But it's never going to be 1, is it. It will be 0 or 4. Try using it as a boolean:

    if (buttonState){ //if the button is HIGH, turn led on

Any non-zero value is 'true' and zero is 'false'.

You should not use the 'int' type when working with byte registers. Use 'byte' or 'uint8_t'. If you only need 0 or 1 value (true/false, HIGH/LOW) then 'boolean' is a good choice.

Thanks both of you :). @johnwasser That is interesting that it will be 0 or 4, I guess I though it would only ever be 0 or 1. I don’t quite get why it would be 4, maybe since I am reading from register 0b0100, which is 4 in binary? Thanks for the tip on boolean, I did think that, but using “boolean” didn’t work so I used “int”. I have found out though that “bool” does work, so that’s what i’ll be using.

@blh64 Good spot on the pins. I must of made a mistake when I was re arranging the code, I have changed it to be correct on PB0 now, thanks.

Now that that super simple program is working time for more complex stuff!

(working code if anyone wants to see it)

#include <avr/io.h>
#include <stdint.h>

int main(void) {
  
  DDRB |= (1 << PB0); //write to DDRB to set pb0 as output at start

  for(;;){ //used to make the program loop forever
  
  //bool buttonState = PINB & 0b0100; //reads the value from bit 2 of the PORT B register
  bool buttonState = PINB & 4; //same as above but in decimal
    
    if (buttonState){ //if the button is HIGH, turn led on
      PORTB &= ~(1 << PB0); //write to PORTB register to set pbo to LOW
    }
    else { //else, turn off
      PORTB |= (1 << PB0); //write to PORTB register to set pb0 to HIGH
    }  
  }
}

EmanEric:
That is interesting that it will be 0 or 4, I guess I though it would only ever be 0 or 1. I don’t quite get why it would be 4, maybe since I am reading from register 0b0100, which is 4 in binary?

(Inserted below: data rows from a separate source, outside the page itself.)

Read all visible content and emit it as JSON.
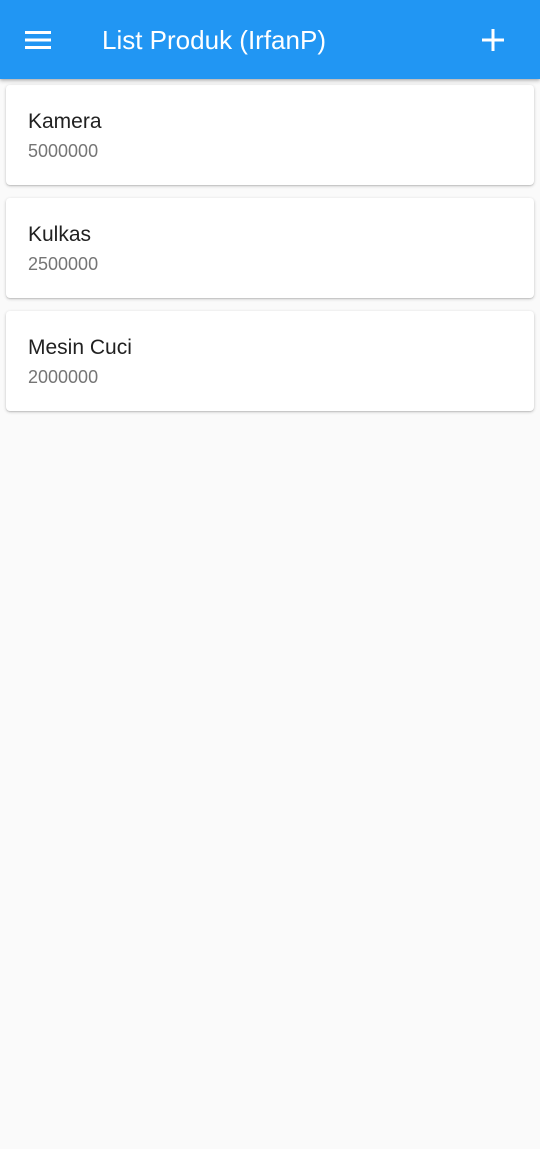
{
  "app_bar": {
    "title": "List Produk (IrfanP)",
    "background_color": "#2196f3",
    "menu_icon": "hamburger-menu-icon",
    "add_icon": "plus-icon"
  },
  "products": [
    {
      "name": "Kamera",
      "price": "5000000"
    },
    {
      "name": "Kulkas",
      "price": "2500000"
    },
    {
      "name": "Mesin Cuci",
      "price": "2000000"
    }
  ]
}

buttonState = PINB & 4;

You are reading an 8-bit register and masking out the bits that are not of interest. This particular register is the PIN (Port INput?) register of Port B. The port also has DDR (Data Direction Register) and PORT (Output) registers. The masking is done using the bitwise AND operator ‘&’. The bitwise AND will force to zero any bits that are zero in the mask and keep the value of any bits that ate one in the mask.

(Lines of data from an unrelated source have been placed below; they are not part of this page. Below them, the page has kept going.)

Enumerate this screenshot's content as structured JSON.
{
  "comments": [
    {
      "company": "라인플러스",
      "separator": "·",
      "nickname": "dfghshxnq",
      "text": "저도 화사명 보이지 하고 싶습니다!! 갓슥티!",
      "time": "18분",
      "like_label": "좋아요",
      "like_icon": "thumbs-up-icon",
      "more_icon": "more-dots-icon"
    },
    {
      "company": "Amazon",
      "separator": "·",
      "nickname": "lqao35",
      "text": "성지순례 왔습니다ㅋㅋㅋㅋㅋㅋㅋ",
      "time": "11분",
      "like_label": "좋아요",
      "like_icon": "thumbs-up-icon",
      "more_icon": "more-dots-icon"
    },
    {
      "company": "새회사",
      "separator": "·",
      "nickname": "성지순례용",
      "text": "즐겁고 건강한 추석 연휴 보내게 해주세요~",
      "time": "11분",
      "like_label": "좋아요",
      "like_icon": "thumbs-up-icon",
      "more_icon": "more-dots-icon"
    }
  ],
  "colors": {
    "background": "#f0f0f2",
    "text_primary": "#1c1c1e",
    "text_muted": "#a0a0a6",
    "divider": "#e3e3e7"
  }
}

Your mask is 4 == 0x04 == 0b00000100 == (1<<PB2). If PINB contains 0bxxxxx1xx the result of the AND will be 0b00000100 (4). If PINB contains 0bxxxxx0xx the result of the AND will be 0b00000000 (0). The ‘x’ indicates a bit we don’t care about.

There is a defined constant for each bit of each port. This allow you to be more clear about which pin you are trying to manipulate. You use one for PB0 but not for PB2. In the future you should write:

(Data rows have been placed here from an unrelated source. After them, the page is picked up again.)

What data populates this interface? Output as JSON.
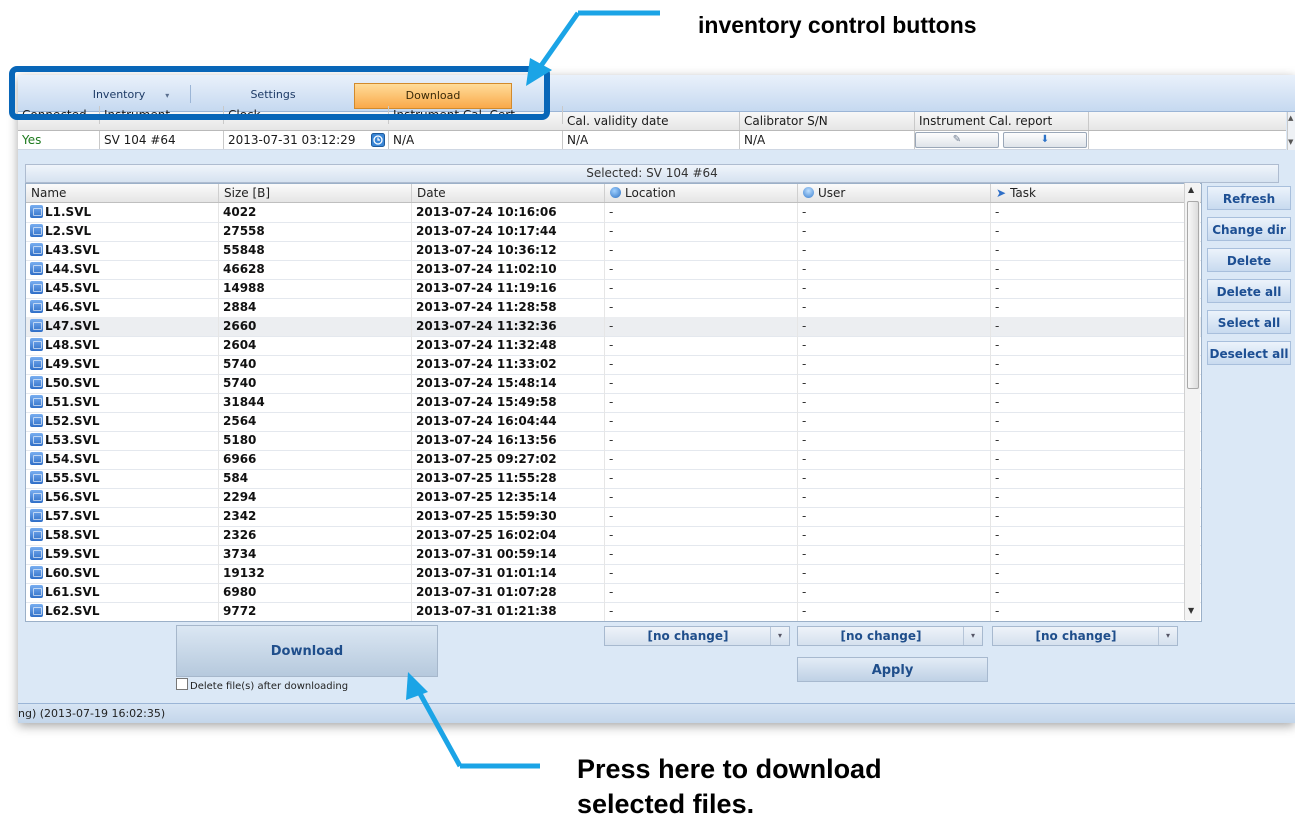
{
  "callouts": {
    "top": "inventory control buttons",
    "bottom": "Press here to download selected files."
  },
  "menubar": {
    "items": [
      {
        "label": "Inventory",
        "active": false
      },
      {
        "label": "Settings",
        "active": false
      },
      {
        "label": "Download",
        "active": true
      }
    ]
  },
  "instrument_table": {
    "headers": [
      "Connected",
      "Instrument",
      "Clock",
      "Instrument Cal. Cert.",
      "Cal. validity date",
      "Calibrator S/N",
      "Instrument Cal. report"
    ],
    "row": {
      "connected": "Yes",
      "instrument": "SV 104 #64",
      "clock": "2013-07-31 03:12:29",
      "cal_cert": "N/A",
      "cal_validity": "N/A",
      "calibrator_sn": "N/A"
    }
  },
  "selected_label": "Selected: SV 104 #64",
  "file_table": {
    "headers": {
      "name": "Name",
      "size": "Size [B]",
      "date": "Date",
      "location": "Location",
      "user": "User",
      "task": "Task"
    },
    "rows": [
      {
        "name": "L1.SVL",
        "size": "4022",
        "date": "2013-07-24 10:16:06",
        "location": "-",
        "user": "-",
        "task": "-"
      },
      {
        "name": "L2.SVL",
        "size": "27558",
        "date": "2013-07-24 10:17:44",
        "location": "-",
        "user": "-",
        "task": "-"
      },
      {
        "name": "L43.SVL",
        "size": "55848",
        "date": "2013-07-24 10:36:12",
        "location": "-",
        "user": "-",
        "task": "-"
      },
      {
        "name": "L44.SVL",
        "size": "46628",
        "date": "2013-07-24 11:02:10",
        "location": "-",
        "user": "-",
        "task": "-"
      },
      {
        "name": "L45.SVL",
        "size": "14988",
        "date": "2013-07-24 11:19:16",
        "location": "-",
        "user": "-",
        "task": "-"
      },
      {
        "name": "L46.SVL",
        "size": "2884",
        "date": "2013-07-24 11:28:58",
        "location": "-",
        "user": "-",
        "task": "-"
      },
      {
        "name": "L47.SVL",
        "size": "2660",
        "date": "2013-07-24 11:32:36",
        "location": "-",
        "user": "-",
        "task": "-"
      },
      {
        "name": "L48.SVL",
        "size": "2604",
        "date": "2013-07-24 11:32:48",
        "location": "-",
        "user": "-",
        "task": "-"
      },
      {
        "name": "L49.SVL",
        "size": "5740",
        "date": "2013-07-24 11:33:02",
        "location": "-",
        "user": "-",
        "task": "-"
      },
      {
        "name": "L50.SVL",
        "size": "5740",
        "date": "2013-07-24 15:48:14",
        "location": "-",
        "user": "-",
        "task": "-"
      },
      {
        "name": "L51.SVL",
        "size": "31844",
        "date": "2013-07-24 15:49:58",
        "location": "-",
        "user": "-",
        "task": "-"
      },
      {
        "name": "L52.SVL",
        "size": "2564",
        "date": "2013-07-24 16:04:44",
        "location": "-",
        "user": "-",
        "task": "-"
      },
      {
        "name": "L53.SVL",
        "size": "5180",
        "date": "2013-07-24 16:13:56",
        "location": "-",
        "user": "-",
        "task": "-"
      },
      {
        "name": "L54.SVL",
        "size": "6966",
        "date": "2013-07-25 09:27:02",
        "location": "-",
        "user": "-",
        "task": "-"
      },
      {
        "name": "L55.SVL",
        "size": "584",
        "date": "2013-07-25 11:55:28",
        "location": "-",
        "user": "-",
        "task": "-"
      },
      {
        "name": "L56.SVL",
        "size": "2294",
        "date": "2013-07-25 12:35:14",
        "location": "-",
        "user": "-",
        "task": "-"
      },
      {
        "name": "L57.SVL",
        "size": "2342",
        "date": "2013-07-25 15:59:30",
        "location": "-",
        "user": "-",
        "task": "-"
      },
      {
        "name": "L58.SVL",
        "size": "2326",
        "date": "2013-07-25 16:02:04",
        "location": "-",
        "user": "-",
        "task": "-"
      },
      {
        "name": "L59.SVL",
        "size": "3734",
        "date": "2013-07-31 00:59:14",
        "location": "-",
        "user": "-",
        "task": "-"
      },
      {
        "name": "L60.SVL",
        "size": "19132",
        "date": "2013-07-31 01:01:14",
        "location": "-",
        "user": "-",
        "task": "-"
      },
      {
        "name": "L61.SVL",
        "size": "6980",
        "date": "2013-07-31 01:07:28",
        "location": "-",
        "user": "-",
        "task": "-"
      },
      {
        "name": "L62.SVL",
        "size": "9772",
        "date": "2013-07-31 01:21:38",
        "location": "-",
        "user": "-",
        "task": "-"
      }
    ]
  },
  "side_buttons": [
    "Refresh",
    "Change dir",
    "Delete",
    "Delete all",
    "Select all",
    "Deselect all"
  ],
  "download": {
    "button_label": "Download",
    "delete_checkbox_label": "Delete file(s) after downloading"
  },
  "combos": {
    "location": "[no change]",
    "user": "[no change]",
    "task": "[no change]"
  },
  "apply_label": "Apply",
  "status_text": "ng) (2013-07-19 16:02:35)",
  "colors": {
    "accent": "#0866b8",
    "active_tab": "#f9a94a",
    "connected_yes": "#1d7a1d"
  }
}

buttonState = PINB & (1<<PB2);

If you are reading more than one pin at a time (using a mask with more than one bit set), the result will be 0 only if all of those pins are LOW.

Wow, thanks for that awesome explanation! I understand most of that now, but I think I will be doing some reading of this article to help learn more about this whole new word of programming i've never seen much before. Many thanks